In 1988 the team became a subsidiary of the DeBartolo Corp., which also owns shopping malls, race tracks and real estate. There has been a question of whether the corporation gives the 49ers a financial advantage over other teams in signing players.
Tagliabue said his personal opinion is "that it's doubtful that it does. It (the corporation) was not formed until Sept. 30, 1988, and that was after the 49ers had won two Super Bowls with a quarterback named Joe Montana and a coach named Bill Walsh. I'm skeptical that it has produced a competitive advantage to the 49ers."
But the hearing will be held in Tagliabue's office because of some concerns by some owners. No specific date has been set for the hearing.
"The league put in a policy many years ago that an NFL team should be owned only by companies in football," Tagliabue said.
The commissioner has the power to levy a fine of as much as $500,000 and take away draft choices from a team found in violation of the policy.
He hinted that wasn't likely in the 49ers' case.
"I don't have a hysterical view of the subject like some people do," Tagliabue said. "I'm doubtful that the 49ers situation is anti-competitive."
"We're trying to improve the ownership structure," he added. "The owners feel we should be traditional and conservative with our ownership structures."
49ers owner Eddie DeBartolo Jr. didn't attend the meetings at Las Colinas Resort and Club.
Ownership policy was one of the final issues discussed as the owners ended their annual spring business meeting. The owners did not discuss expansion.
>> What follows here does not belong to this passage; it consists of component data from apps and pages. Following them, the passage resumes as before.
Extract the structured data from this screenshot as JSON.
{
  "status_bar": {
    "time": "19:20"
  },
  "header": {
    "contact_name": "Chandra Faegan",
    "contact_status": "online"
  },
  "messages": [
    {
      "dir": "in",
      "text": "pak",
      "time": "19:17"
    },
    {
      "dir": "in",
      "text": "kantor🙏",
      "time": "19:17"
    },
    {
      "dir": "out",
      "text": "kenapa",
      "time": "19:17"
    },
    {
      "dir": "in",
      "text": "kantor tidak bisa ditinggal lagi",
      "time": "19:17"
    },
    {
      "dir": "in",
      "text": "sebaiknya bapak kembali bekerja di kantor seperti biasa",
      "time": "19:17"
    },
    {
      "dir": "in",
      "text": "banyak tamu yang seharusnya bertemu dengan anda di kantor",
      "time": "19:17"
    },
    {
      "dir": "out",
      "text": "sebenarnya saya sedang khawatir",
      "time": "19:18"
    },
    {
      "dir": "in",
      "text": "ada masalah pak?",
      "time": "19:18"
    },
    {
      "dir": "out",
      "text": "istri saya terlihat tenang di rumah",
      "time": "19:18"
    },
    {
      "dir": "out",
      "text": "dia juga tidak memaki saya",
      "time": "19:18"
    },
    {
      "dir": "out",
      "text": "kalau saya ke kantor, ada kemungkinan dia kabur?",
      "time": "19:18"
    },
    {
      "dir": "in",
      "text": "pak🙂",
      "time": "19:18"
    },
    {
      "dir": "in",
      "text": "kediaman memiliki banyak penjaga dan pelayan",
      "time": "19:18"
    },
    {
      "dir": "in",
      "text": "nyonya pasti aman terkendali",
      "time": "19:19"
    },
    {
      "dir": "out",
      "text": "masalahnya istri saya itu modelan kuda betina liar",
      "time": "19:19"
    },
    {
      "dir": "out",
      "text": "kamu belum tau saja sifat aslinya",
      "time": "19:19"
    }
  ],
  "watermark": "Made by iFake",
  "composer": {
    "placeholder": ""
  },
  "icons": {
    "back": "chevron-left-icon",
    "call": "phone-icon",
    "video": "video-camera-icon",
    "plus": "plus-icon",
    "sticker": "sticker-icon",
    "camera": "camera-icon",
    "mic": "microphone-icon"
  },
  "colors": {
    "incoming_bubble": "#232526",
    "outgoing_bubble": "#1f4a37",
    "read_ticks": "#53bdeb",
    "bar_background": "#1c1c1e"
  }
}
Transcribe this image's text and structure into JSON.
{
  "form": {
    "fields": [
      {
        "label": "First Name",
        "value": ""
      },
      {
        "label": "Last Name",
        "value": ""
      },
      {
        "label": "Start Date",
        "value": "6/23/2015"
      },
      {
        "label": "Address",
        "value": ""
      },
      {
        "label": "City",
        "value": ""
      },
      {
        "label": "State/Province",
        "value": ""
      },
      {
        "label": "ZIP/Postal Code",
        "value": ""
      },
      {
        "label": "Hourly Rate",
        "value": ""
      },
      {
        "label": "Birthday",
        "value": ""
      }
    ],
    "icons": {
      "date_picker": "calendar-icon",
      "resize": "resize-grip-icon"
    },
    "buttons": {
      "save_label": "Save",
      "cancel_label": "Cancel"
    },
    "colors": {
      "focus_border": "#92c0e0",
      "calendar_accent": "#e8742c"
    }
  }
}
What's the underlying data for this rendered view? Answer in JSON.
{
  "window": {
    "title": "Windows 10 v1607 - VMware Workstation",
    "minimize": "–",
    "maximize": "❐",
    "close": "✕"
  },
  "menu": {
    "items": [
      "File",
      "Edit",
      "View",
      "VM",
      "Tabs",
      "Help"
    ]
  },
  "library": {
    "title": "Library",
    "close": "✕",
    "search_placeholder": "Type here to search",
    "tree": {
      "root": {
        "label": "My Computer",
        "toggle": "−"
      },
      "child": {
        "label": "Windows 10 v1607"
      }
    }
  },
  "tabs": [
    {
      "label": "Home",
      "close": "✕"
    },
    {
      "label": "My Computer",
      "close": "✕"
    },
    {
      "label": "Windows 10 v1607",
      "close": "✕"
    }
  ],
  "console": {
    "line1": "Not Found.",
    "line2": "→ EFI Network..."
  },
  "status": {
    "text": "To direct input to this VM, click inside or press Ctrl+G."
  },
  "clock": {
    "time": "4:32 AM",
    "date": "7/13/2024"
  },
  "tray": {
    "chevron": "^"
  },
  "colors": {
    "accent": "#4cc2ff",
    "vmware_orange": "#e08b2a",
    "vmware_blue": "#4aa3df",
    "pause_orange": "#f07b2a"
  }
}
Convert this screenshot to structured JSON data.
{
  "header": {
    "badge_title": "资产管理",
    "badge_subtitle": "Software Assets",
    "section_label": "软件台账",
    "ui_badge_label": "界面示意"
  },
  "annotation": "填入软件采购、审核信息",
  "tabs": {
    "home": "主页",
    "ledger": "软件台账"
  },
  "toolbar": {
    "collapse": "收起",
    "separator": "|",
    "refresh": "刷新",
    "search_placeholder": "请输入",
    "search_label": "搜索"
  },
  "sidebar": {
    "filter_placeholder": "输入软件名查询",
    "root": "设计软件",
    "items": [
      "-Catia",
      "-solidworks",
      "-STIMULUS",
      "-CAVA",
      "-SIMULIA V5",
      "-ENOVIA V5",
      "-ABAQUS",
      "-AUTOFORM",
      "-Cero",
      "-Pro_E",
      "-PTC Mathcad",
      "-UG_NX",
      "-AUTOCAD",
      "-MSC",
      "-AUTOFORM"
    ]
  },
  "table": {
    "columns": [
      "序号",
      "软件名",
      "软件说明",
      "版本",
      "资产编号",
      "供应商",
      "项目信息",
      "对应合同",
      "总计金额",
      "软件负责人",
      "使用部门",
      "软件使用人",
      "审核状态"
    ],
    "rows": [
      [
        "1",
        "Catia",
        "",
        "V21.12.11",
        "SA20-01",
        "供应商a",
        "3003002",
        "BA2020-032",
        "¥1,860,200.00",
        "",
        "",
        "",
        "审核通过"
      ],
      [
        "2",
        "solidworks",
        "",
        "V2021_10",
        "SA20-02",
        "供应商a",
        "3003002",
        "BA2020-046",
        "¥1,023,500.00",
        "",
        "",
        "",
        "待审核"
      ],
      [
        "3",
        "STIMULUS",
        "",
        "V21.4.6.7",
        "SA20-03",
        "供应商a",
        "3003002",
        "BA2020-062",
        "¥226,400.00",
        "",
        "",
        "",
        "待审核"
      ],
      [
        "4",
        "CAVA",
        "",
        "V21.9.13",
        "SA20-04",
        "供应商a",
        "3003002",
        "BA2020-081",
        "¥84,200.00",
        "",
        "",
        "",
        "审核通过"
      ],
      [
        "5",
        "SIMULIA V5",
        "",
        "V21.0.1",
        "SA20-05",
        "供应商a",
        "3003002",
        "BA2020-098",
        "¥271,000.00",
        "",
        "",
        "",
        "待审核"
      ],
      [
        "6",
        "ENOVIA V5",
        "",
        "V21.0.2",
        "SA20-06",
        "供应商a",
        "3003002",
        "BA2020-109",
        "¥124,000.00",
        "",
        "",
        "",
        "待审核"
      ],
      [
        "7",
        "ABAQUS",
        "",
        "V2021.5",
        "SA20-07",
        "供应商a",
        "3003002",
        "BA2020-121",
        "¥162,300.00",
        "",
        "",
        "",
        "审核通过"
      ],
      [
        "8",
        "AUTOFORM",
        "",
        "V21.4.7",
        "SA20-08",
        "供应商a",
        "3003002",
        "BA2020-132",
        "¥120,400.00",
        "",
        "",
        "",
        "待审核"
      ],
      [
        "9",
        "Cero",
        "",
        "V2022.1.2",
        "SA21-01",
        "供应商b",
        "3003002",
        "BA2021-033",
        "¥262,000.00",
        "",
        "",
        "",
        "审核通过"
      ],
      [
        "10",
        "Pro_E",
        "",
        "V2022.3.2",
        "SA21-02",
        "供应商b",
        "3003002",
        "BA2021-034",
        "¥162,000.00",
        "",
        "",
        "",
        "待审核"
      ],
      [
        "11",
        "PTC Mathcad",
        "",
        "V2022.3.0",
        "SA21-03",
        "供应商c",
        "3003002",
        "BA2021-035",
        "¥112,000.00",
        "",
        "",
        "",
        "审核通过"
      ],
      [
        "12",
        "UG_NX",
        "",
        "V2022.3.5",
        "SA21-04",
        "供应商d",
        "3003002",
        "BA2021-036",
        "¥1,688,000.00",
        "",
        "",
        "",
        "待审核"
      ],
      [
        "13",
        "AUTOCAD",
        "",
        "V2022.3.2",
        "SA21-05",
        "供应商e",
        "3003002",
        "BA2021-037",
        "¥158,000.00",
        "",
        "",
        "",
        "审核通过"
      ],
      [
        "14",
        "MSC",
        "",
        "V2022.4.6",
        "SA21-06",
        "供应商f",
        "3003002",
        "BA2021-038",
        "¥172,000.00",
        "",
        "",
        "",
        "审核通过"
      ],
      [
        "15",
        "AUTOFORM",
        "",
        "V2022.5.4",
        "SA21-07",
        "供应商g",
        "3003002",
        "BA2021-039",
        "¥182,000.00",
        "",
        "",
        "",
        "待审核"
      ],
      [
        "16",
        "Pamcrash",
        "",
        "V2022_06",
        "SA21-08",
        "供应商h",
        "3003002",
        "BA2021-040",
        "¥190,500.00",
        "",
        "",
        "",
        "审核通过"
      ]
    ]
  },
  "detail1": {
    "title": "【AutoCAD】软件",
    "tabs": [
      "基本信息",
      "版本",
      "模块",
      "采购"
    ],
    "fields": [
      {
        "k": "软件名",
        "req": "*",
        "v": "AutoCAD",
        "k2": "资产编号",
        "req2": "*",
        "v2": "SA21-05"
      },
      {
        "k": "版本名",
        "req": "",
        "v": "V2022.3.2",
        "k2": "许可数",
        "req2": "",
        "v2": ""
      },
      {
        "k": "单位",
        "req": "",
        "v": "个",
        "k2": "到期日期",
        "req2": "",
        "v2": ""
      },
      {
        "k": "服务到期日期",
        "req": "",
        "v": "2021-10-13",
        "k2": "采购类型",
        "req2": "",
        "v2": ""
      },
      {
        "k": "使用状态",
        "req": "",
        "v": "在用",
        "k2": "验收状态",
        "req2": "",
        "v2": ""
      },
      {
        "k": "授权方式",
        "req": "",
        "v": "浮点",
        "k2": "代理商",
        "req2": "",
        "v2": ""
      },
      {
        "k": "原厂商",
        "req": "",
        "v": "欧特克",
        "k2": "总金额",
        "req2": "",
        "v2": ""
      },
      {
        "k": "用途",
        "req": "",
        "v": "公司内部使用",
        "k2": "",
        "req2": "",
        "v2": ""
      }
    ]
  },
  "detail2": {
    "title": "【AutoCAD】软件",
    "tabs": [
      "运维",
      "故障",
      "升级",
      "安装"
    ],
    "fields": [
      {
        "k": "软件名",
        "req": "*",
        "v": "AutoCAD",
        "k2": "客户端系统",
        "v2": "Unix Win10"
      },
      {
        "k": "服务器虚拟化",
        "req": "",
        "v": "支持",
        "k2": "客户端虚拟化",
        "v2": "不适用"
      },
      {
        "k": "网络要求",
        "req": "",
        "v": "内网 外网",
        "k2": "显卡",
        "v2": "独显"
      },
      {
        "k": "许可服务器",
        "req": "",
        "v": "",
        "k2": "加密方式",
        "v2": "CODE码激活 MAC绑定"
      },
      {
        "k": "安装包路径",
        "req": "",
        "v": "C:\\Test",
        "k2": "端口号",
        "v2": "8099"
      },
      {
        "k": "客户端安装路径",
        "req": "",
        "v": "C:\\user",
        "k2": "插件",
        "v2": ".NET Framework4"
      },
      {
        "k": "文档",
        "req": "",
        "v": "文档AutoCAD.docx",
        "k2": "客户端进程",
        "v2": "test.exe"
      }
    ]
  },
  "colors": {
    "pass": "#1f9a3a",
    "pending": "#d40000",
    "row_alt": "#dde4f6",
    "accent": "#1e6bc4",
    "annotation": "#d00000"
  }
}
"We had other things that were a higher priority," said Tagliabue, who reiterated he did not anticipate expansion before the 1993 season.